Work instructions — The expected response is a copy of every line in the entries below that includes the word "kind".

(Interface dataset entries)
- Opening Delimiter -

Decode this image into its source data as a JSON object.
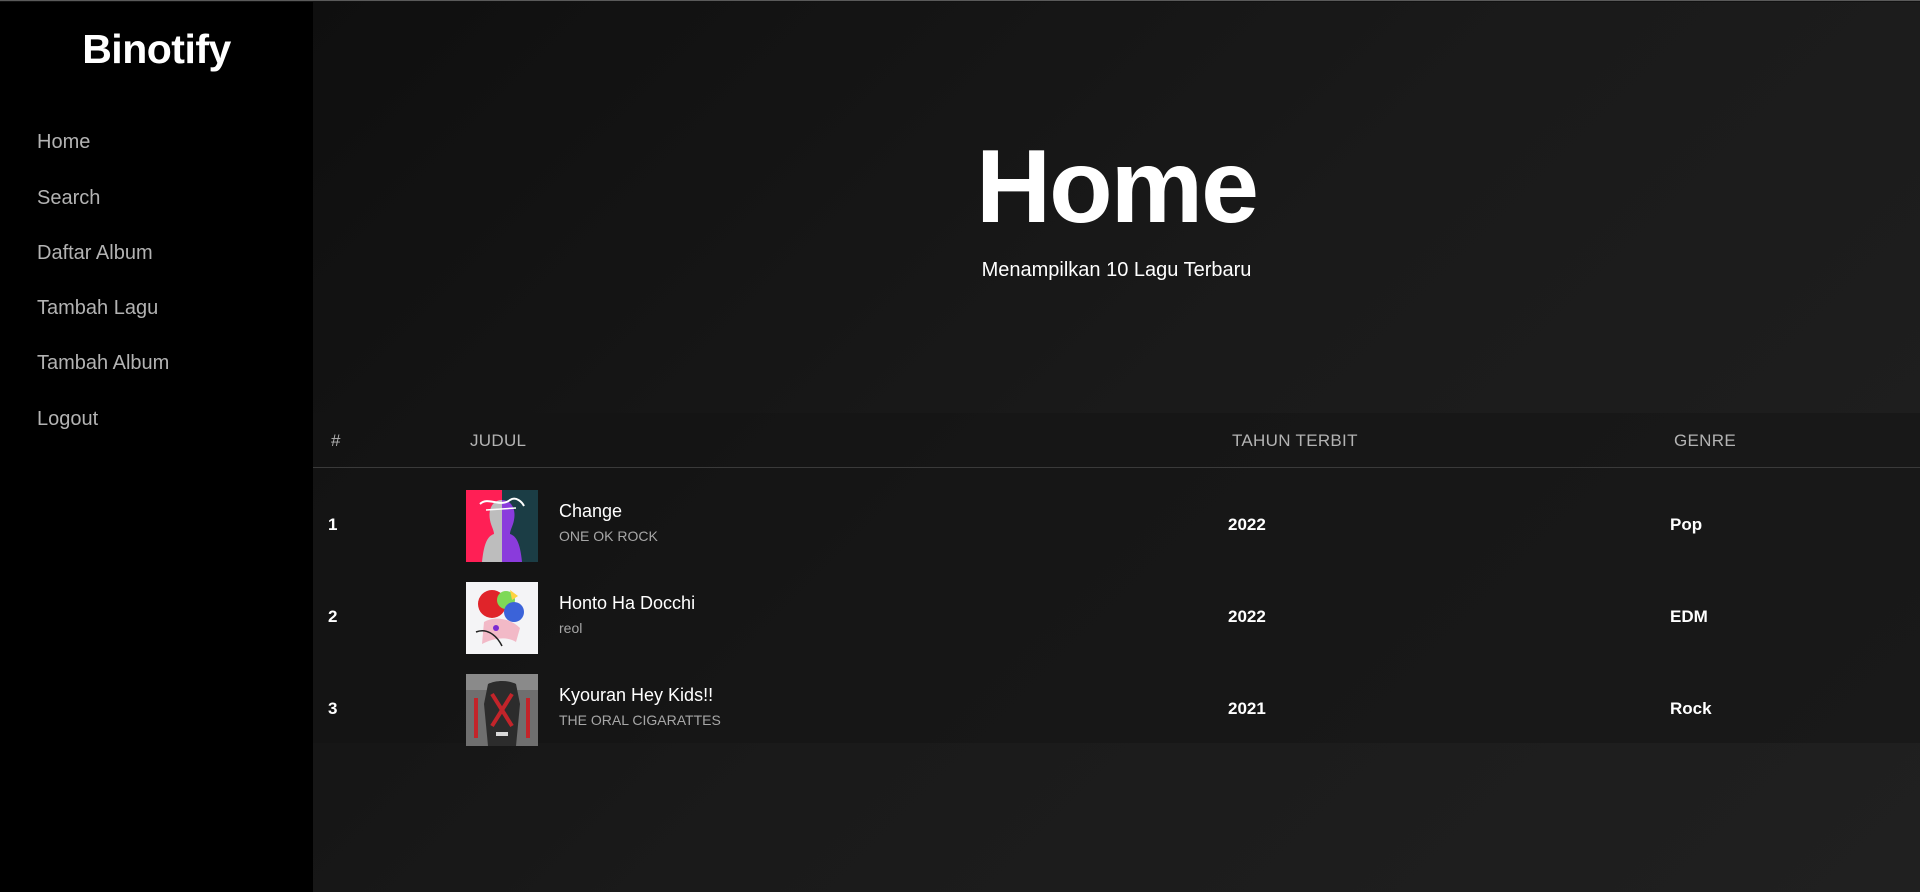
{
  "app": {
    "title": "Binotify"
  },
  "sidebar": {
    "items": [
      {
        "label": "Home"
      },
      {
        "label": "Search"
      },
      {
        "label": "Daftar Album"
      },
      {
        "label": "Tambah Lagu"
      },
      {
        "label": "Tambah Album"
      },
      {
        "label": "Logout"
      }
    ]
  },
  "main": {
    "title": "Home",
    "subtitle": "Menampilkan 10 Lagu Terbaru",
    "table": {
      "headers": [
        "#",
        "JUDUL",
        "TAHUN TERBIT",
        "GENRE"
      ],
      "rows": [
        {
          "index": "1",
          "title": "Change",
          "artist": "ONE OK ROCK",
          "year": "2022",
          "genre": "Pop",
          "cover_icon": "album-cover-change"
        },
        {
          "index": "2",
          "title": "Honto Ha Docchi",
          "artist": "reol",
          "year": "2022",
          "genre": "EDM",
          "cover_icon": "album-cover-honto-ha-docchi"
        },
        {
          "index": "3",
          "title": "Kyouran Hey Kids!!",
          "artist": "THE ORAL CIGARATTES",
          "year": "2021",
          "genre": "Rock",
          "cover_icon": "album-cover-kyouran-hey-kids"
        }
      ]
    }
  },
  "colors": {
    "sidebar_bg": "#000000",
    "main_bg": "#121212",
    "text_primary": "#ffffff",
    "text_secondary": "#b3b3b3"
  }
}
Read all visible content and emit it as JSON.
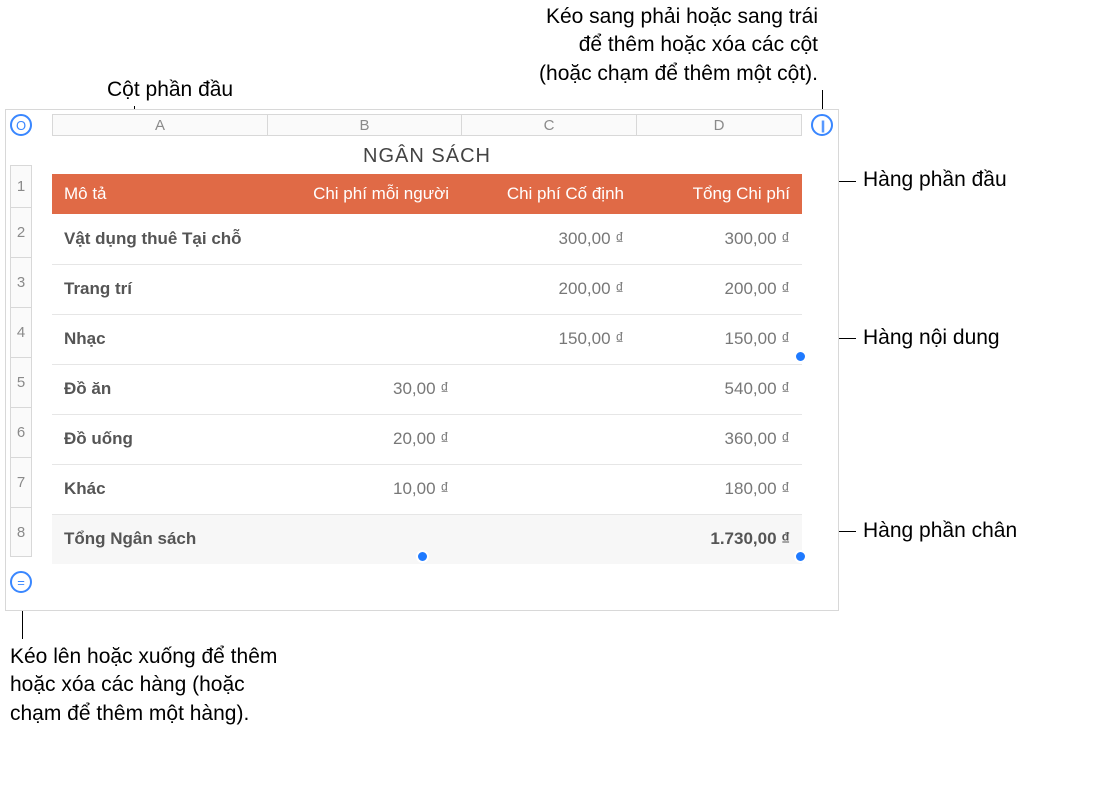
{
  "callouts": {
    "top_left": "Cột phần đầu",
    "top_right_l1": "Kéo sang phải hoặc sang trái",
    "top_right_l2": "để thêm hoặc xóa các cột",
    "top_right_l3": "(hoặc chạm để thêm một cột).",
    "right_header": "Hàng phần đầu",
    "right_body": "Hàng nội dung",
    "right_footer": "Hàng phần chân",
    "bottom_l1": "Kéo lên hoặc xuống để thêm",
    "bottom_l2": "hoặc xóa các hàng (hoặc",
    "bottom_l3": "chạm để thêm một hàng)."
  },
  "controls": {
    "table_handle": "O",
    "add_column": "||",
    "add_row": "="
  },
  "columns": [
    "A",
    "B",
    "C",
    "D"
  ],
  "row_nums": [
    "1",
    "2",
    "3",
    "4",
    "5",
    "6",
    "7",
    "8"
  ],
  "table_title": "NGÂN SÁCH",
  "headers": {
    "desc": "Mô tả",
    "per_person": "Chi phí mỗi người",
    "fixed": "Chi phí Cố định",
    "total": "Tổng Chi phí"
  },
  "rows": [
    {
      "desc": "Vật dụng thuê Tại chỗ",
      "per_person": "",
      "fixed": "300,00 ₫",
      "total": "300,00 ₫"
    },
    {
      "desc": "Trang trí",
      "per_person": "",
      "fixed": "200,00 ₫",
      "total": "200,00 ₫"
    },
    {
      "desc": "Nhạc",
      "per_person": "",
      "fixed": "150,00 ₫",
      "total": "150,00 ₫"
    },
    {
      "desc": "Đồ ăn",
      "per_person": "30,00 ₫",
      "fixed": "",
      "total": "540,00 ₫"
    },
    {
      "desc": "Đồ uống",
      "per_person": "20,00 ₫",
      "fixed": "",
      "total": "360,00 ₫"
    },
    {
      "desc": "Khác",
      "per_person": "10,00 ₫",
      "fixed": "",
      "total": "180,00 ₫"
    }
  ],
  "footer": {
    "desc": "Tổng Ngân sách",
    "per_person": "",
    "fixed": "",
    "total": "1.730,00 ₫"
  },
  "colors": {
    "header_bg": "#e06a46",
    "accent": "#1f7aff"
  }
}
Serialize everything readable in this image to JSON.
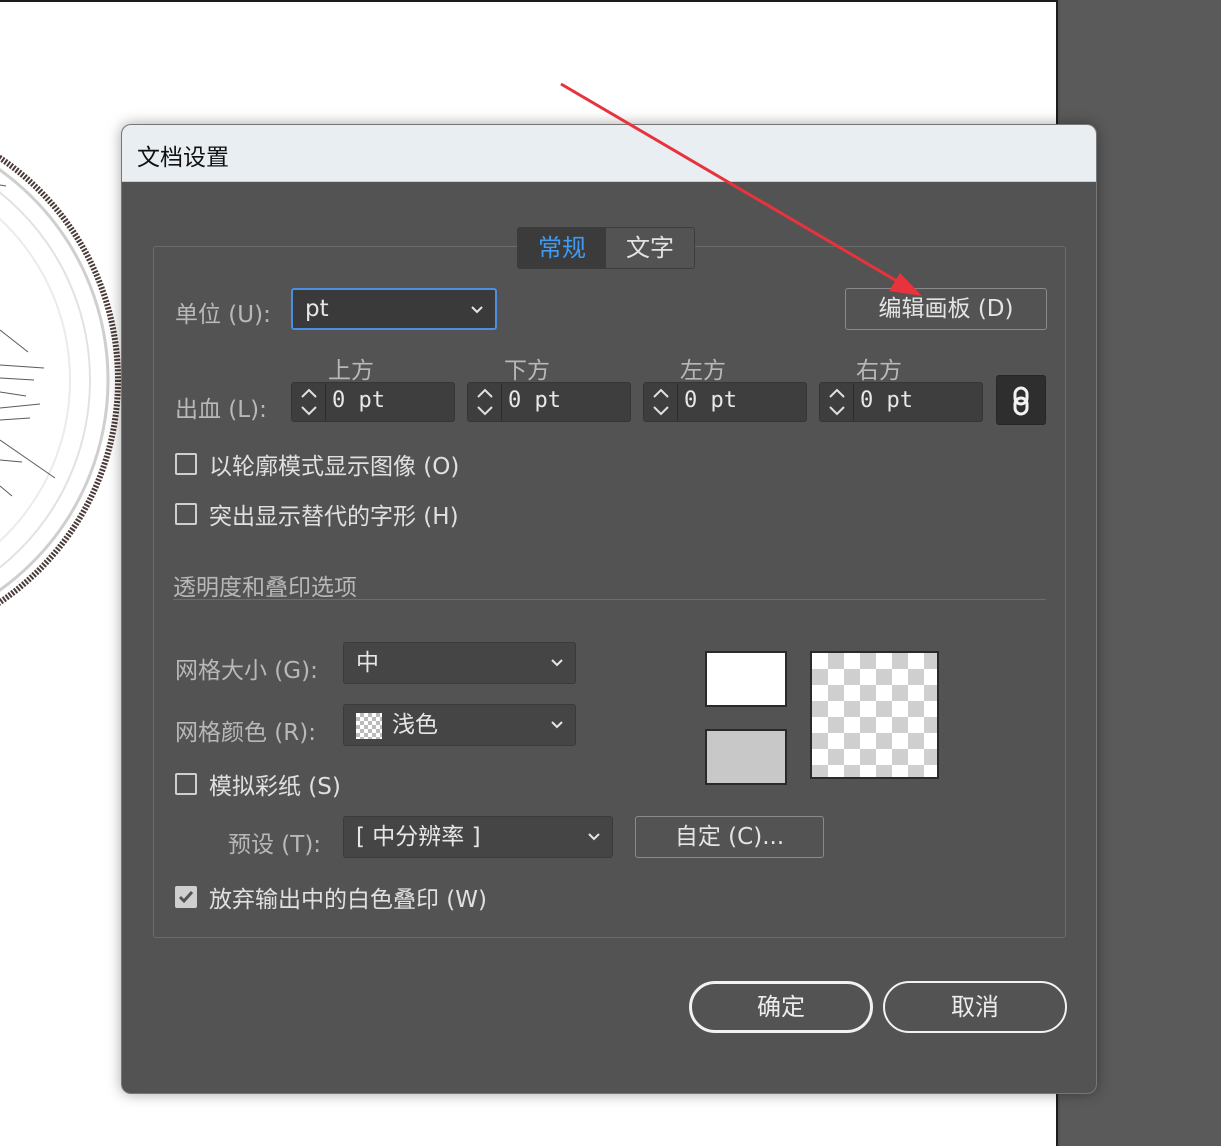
{
  "dialog": {
    "title": "文档设置",
    "tabs": [
      {
        "label": "常规",
        "active": true
      },
      {
        "label": "文字",
        "active": false
      }
    ],
    "units": {
      "label": "单位 (U):",
      "value": "pt"
    },
    "edit_artboards_button": "编辑画板 (D)",
    "bleed": {
      "label": "出血 (L):",
      "headers": [
        "上方",
        "下方",
        "左方",
        "右方"
      ],
      "values": [
        "0 pt",
        "0 pt",
        "0 pt",
        "0 pt"
      ],
      "link_icon": "link-icon"
    },
    "options": {
      "outline_mode": {
        "label": "以轮廓模式显示图像 (O)",
        "checked": false
      },
      "highlight_glyphs": {
        "label": "突出显示替代的字形 (H)",
        "checked": false
      }
    },
    "transparency": {
      "section_title": "透明度和叠印选项",
      "grid_size": {
        "label": "网格大小 (G):",
        "value": "中"
      },
      "grid_colors": {
        "label": "网格颜色 (R):",
        "value": "浅色"
      },
      "simulate_paper": {
        "label": "模拟彩纸 (S)",
        "checked": false
      },
      "preset": {
        "label": "预设 (T):",
        "value": "[ 中分辨率 ]"
      },
      "custom_button": "自定 (C)...",
      "discard_white_overprint": {
        "label": "放弃输出中的白色叠印 (W)",
        "checked": true
      },
      "swatch_colors": {
        "top": "#ffffff",
        "bottom": "#c8c8c8"
      }
    },
    "ok_button": "确定",
    "cancel_button": "取消"
  },
  "colors": {
    "accent": "#3e9af2",
    "dialog_bg": "#535353",
    "annotation_arrow": "#e8323c"
  }
}
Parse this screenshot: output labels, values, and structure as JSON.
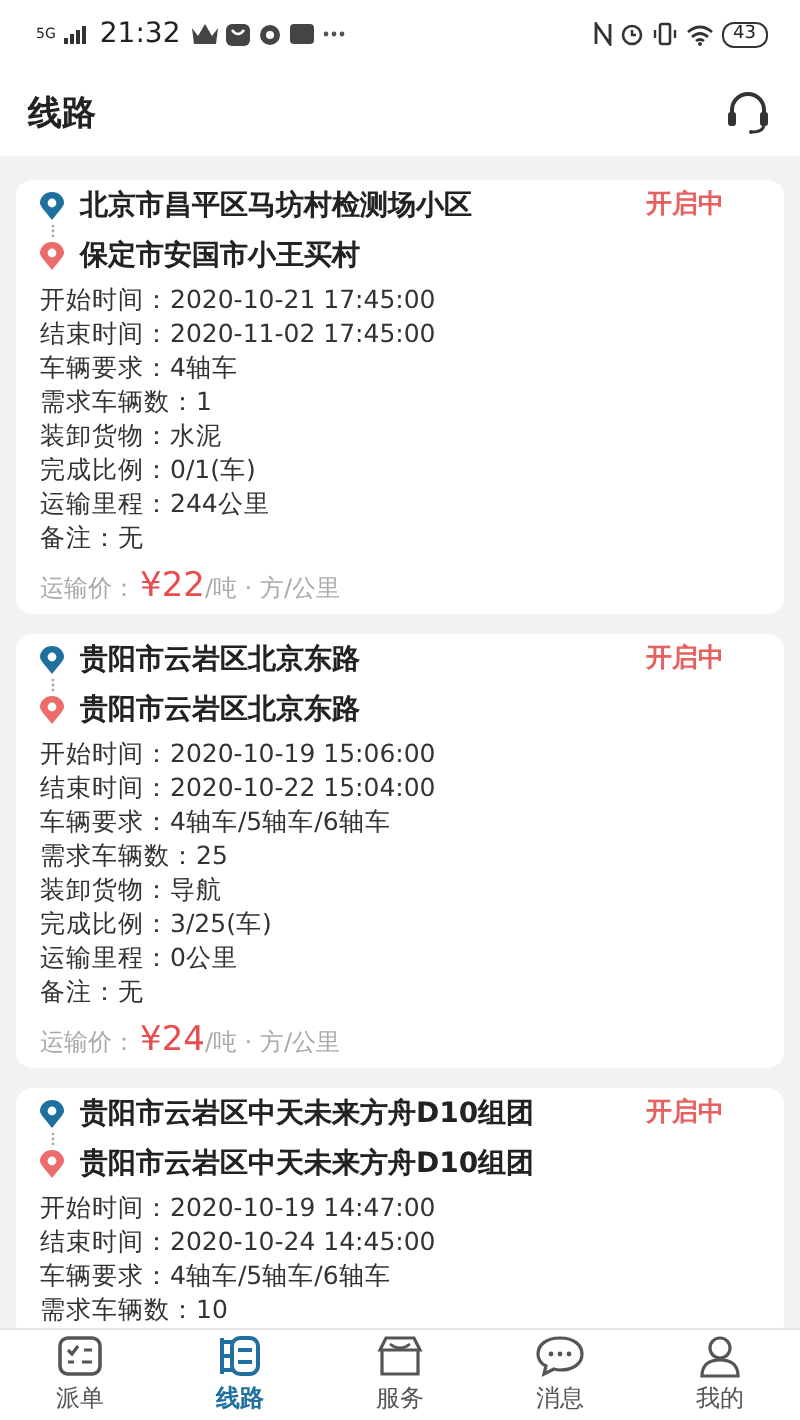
{
  "status_bar": {
    "network": "5G",
    "time": "21:32",
    "battery": "43"
  },
  "header": {
    "title": "线路"
  },
  "routes": [
    {
      "from": "北京市昌平区马坊村检测场小区",
      "to": "保定市安国市小王买村",
      "status": "开启中",
      "fields": [
        {
          "label": "开始时间：",
          "value": "2020-10-21 17:45:00"
        },
        {
          "label": "结束时间：",
          "value": "2020-11-02 17:45:00"
        },
        {
          "label": "车辆要求：",
          "value": "4轴车"
        },
        {
          "label": "需求车辆数：",
          "value": "1"
        },
        {
          "label": "装卸货物：",
          "value": "水泥"
        },
        {
          "label": "完成比例：",
          "value": "0/1(车)"
        },
        {
          "label": "运输里程：",
          "value": "244公里"
        },
        {
          "label": "备注：",
          "value": "无"
        }
      ],
      "price": {
        "label": "运输价：",
        "amount": "¥22",
        "unit": "/吨 · 方/公里"
      }
    },
    {
      "from": "贵阳市云岩区北京东路",
      "to": "贵阳市云岩区北京东路",
      "status": "开启中",
      "fields": [
        {
          "label": "开始时间：",
          "value": "2020-10-19 15:06:00"
        },
        {
          "label": "结束时间：",
          "value": "2020-10-22 15:04:00"
        },
        {
          "label": "车辆要求：",
          "value": "4轴车/5轴车/6轴车"
        },
        {
          "label": "需求车辆数：",
          "value": "25"
        },
        {
          "label": "装卸货物：",
          "value": "导航"
        },
        {
          "label": "完成比例：",
          "value": "3/25(车)"
        },
        {
          "label": "运输里程：",
          "value": "0公里"
        },
        {
          "label": "备注：",
          "value": "无"
        }
      ],
      "price": {
        "label": "运输价：",
        "amount": "¥24",
        "unit": "/吨 · 方/公里"
      }
    },
    {
      "from": "贵阳市云岩区中天未来方舟D10组团",
      "to": "贵阳市云岩区中天未来方舟D10组团",
      "status": "开启中",
      "fields": [
        {
          "label": "开始时间：",
          "value": "2020-10-19 14:47:00"
        },
        {
          "label": "结束时间：",
          "value": "2020-10-24 14:45:00"
        },
        {
          "label": "车辆要求：",
          "value": "4轴车/5轴车/6轴车"
        },
        {
          "label": "需求车辆数：",
          "value": "10"
        }
      ]
    }
  ],
  "tabs": [
    {
      "label": "派单",
      "kind": "orders",
      "selected": false
    },
    {
      "label": "线路",
      "kind": "routes",
      "selected": true
    },
    {
      "label": "服务",
      "kind": "service",
      "selected": false
    },
    {
      "label": "消息",
      "kind": "messages",
      "selected": false
    },
    {
      "label": "我的",
      "kind": "profile",
      "selected": false
    }
  ]
}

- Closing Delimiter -

Written answer —
      "kind": "orders",
      "kind": "routes",
      "kind": "service",
      "kind": "messages",
      "kind": "profile",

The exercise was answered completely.